  • 1998: Sportsvision broadcasts the first live NFL game with the virtual 1st & Ten graphic system – aka the yellow yard marker. The technology displays a yellow line overlayed on top of the feed to that views can quickly see where the team just advance to to get a first down.
  • 1999: NASA created a hybrid synthetic vision system of their X-38 spacecraft. The system leveraged AR technology to assist in providing better navigation during their test flights.


“Augmented reality in marketing can be used as a brand differentiator to deliver lasting impressions. Those that are using AR successfully understand that it needs to provide value, and not just be a gimmick,” says The Fulfillment Labin their article on the benefits of augmented reality.

Since AR technology is still relatively young, gimmicks can work in the short-term, but it won’t be long before AR is considered a marketing mainstay and it’s novelty wears off. That’s when only those that use AR the right way will benefit.


1. Augmented Reality for Product Marketing – Home Depot:

Back in 2015, Home Depot released their Project Color app. This app used patent technology to show users what a paint color will look like in their home.


Not only did the AR technology take lighting, objects, and shadows in the room into account, but Home Depot took it a step further two years later and let users check out how objects like patio furniture, faucets, and other products looked in their home.


Of course, Home Depot isn’t the only home furniture store to use AR to create value for their users (Lowe’s and Ikea have similar AR technology built into their apps).


2. AR and Experiential Marketing – Netflix:


Back when Snapchat was super cool, Netflix took advantage of the tech-forward social media platform when it was time to market season two of its original series Stranger Things.


The streaming company launched a series of AR/VR lenses on Snapchat that allowed users to record videos of themselves walking through one of the houses seen in the show, as monsters (Demigorgons) popped out of the wall.


“Aside from this lens, which is incredibly immersive for a mobile app, Netflix has also leveraged AR filters to promote its content,” the Hubspot Blog wrote.


Enabling Product Visualization:

“In a world where consumers order everything from clothes to cars online, marketers can harness AR to help shoppers visualize products in an interactive and immersive way that goes far beyond a static image or video. This could mean experiencing what it’s like to sit inside a dream car, watching AR panoramas unfold through the virtual windscreen, or seeing what a jacket looks like on the actual shopper, without them having to leave the house.” – MarTech Series

Future-proofing Education and Development:

One website states that classroom education can be extraordinary and more interactive with AR, as it enables teachers to show virtual examples of concepts and add gaming elements to provide textbook material support. Augmented Reality in the education sector renders several sought-after perks including:

  • A Swift And Effective Learning System
  • Easy Access To Learning Materials Anytime, Anywhere
  • Immersive Practical Learning
  • Engage Students And Spruce Up Their Interest

AR In Professional Training
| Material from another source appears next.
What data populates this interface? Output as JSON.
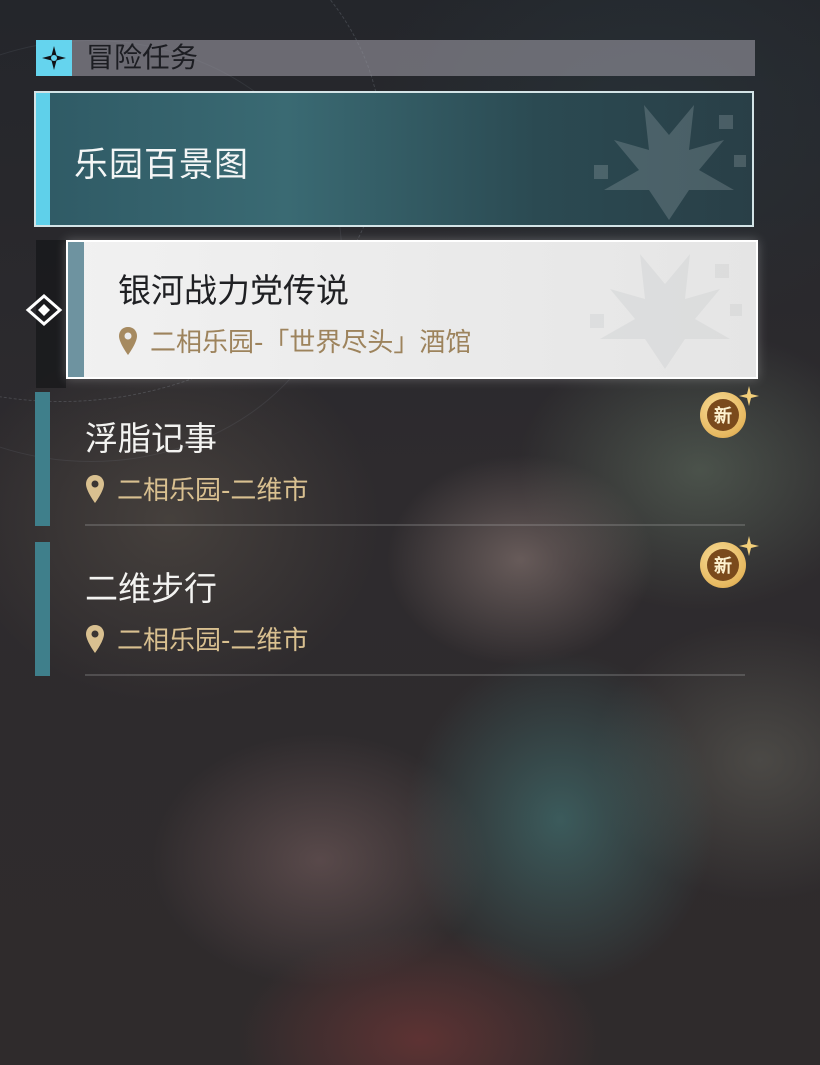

And the learning benefits of AR also extend beyond the classroom. The same goes for professional training.

In mechanical fields especially, the technology can train people how to complete tasks by superimposing the end result on the version the trainee is practicing with.

Implementing AR in professional development cases has shown significant improvements to learning curves, creativity, and spatial awareness. (A study conducted by the National Training Laboratories found that “learning by doing” has shown to increase learning retention rates by up to 75% compared to simply listening to a seminar or lecture.
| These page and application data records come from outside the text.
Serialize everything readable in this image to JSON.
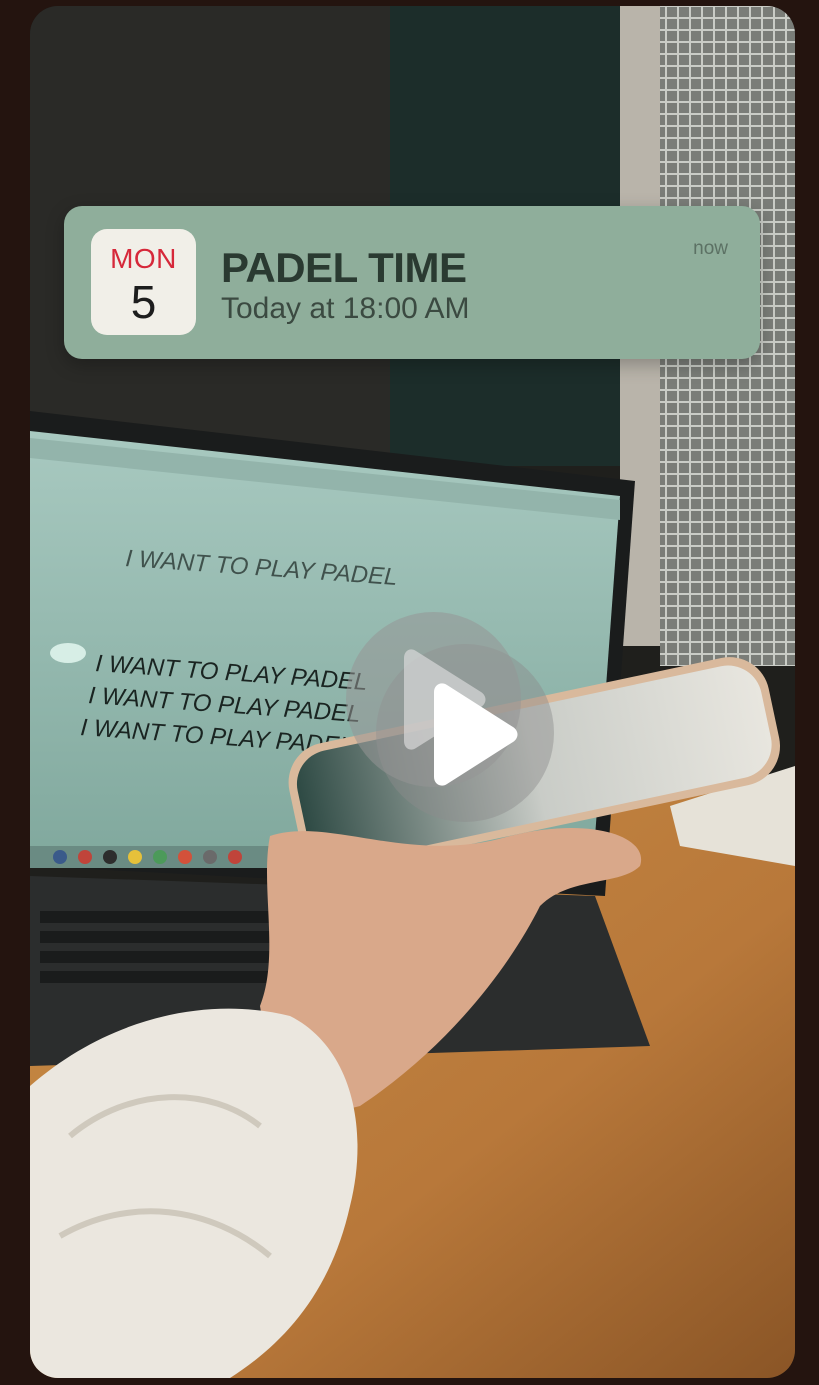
{
  "notification": {
    "calendar_month": "MON",
    "calendar_day": "5",
    "title": "PADEL TIME",
    "subtitle": "Today at 18:00 AM",
    "time": "now"
  },
  "laptop_screen_text": {
    "header_line": "I WANT TO PLAY PADEL",
    "lines": [
      "I WANT TO PLAY PADEL",
      "I WANT TO PLAY PADEL",
      "I WANT TO PLAY PADEL"
    ]
  },
  "video": {
    "play_icon": "play-icon"
  },
  "colors": {
    "notification_bg": "#8fae9b",
    "calendar_month": "#d6283a",
    "page_bg": "#24140f"
  }
}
This article also talks about how augmented reality can affect industries like aerospace, aviation, hospitality, military, and others. Such industries have to invest a huge amount of money and equipment in military training. However, AR can reduce the expenses make training interactive.